WHAT NEEDS TO BE DONE: Report the number of lines in the data below where the string "your" shows up, and only that number.
*** Opening MATERIAL PROVIDED ***
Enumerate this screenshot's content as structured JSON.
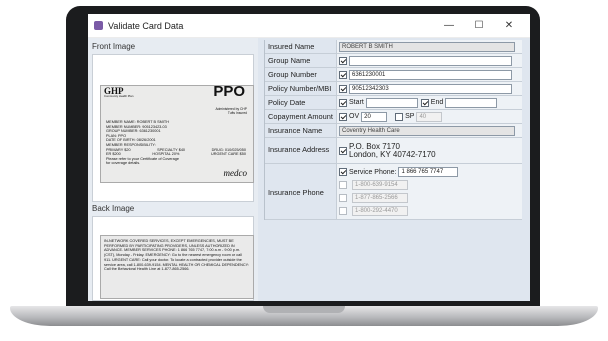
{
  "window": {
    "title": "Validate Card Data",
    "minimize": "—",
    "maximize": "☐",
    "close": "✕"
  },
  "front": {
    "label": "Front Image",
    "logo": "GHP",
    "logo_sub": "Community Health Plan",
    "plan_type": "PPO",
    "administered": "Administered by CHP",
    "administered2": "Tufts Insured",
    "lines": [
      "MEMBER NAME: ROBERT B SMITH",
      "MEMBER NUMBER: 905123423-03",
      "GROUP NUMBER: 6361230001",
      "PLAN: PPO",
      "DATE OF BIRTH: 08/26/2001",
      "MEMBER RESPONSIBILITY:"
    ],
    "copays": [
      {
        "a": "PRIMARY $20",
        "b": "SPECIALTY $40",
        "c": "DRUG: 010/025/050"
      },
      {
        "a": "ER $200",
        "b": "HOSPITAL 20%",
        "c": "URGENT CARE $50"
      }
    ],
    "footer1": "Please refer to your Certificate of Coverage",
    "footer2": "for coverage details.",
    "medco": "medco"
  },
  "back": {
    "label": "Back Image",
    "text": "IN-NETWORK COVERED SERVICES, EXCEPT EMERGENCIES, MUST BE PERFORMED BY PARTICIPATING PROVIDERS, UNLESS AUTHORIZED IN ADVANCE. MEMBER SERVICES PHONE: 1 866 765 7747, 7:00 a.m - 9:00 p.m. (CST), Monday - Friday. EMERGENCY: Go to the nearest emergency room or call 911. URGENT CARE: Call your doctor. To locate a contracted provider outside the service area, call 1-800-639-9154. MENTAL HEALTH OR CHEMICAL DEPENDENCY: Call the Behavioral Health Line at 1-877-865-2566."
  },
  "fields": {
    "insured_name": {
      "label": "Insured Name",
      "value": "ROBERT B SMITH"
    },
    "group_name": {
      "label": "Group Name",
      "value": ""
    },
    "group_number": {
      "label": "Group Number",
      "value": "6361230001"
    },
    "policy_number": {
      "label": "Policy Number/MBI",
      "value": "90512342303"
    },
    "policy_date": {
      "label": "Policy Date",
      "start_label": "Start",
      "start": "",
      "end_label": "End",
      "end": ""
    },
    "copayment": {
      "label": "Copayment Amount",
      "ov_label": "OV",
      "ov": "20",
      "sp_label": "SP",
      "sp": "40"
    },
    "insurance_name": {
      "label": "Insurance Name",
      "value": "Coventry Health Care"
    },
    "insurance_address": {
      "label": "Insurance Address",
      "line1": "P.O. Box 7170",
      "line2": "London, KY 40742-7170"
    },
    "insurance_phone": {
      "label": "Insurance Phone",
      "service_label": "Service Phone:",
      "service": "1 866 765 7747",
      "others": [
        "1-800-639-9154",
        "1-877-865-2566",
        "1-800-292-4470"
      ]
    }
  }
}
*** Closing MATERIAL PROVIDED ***
FINISHED EXERCISE: 2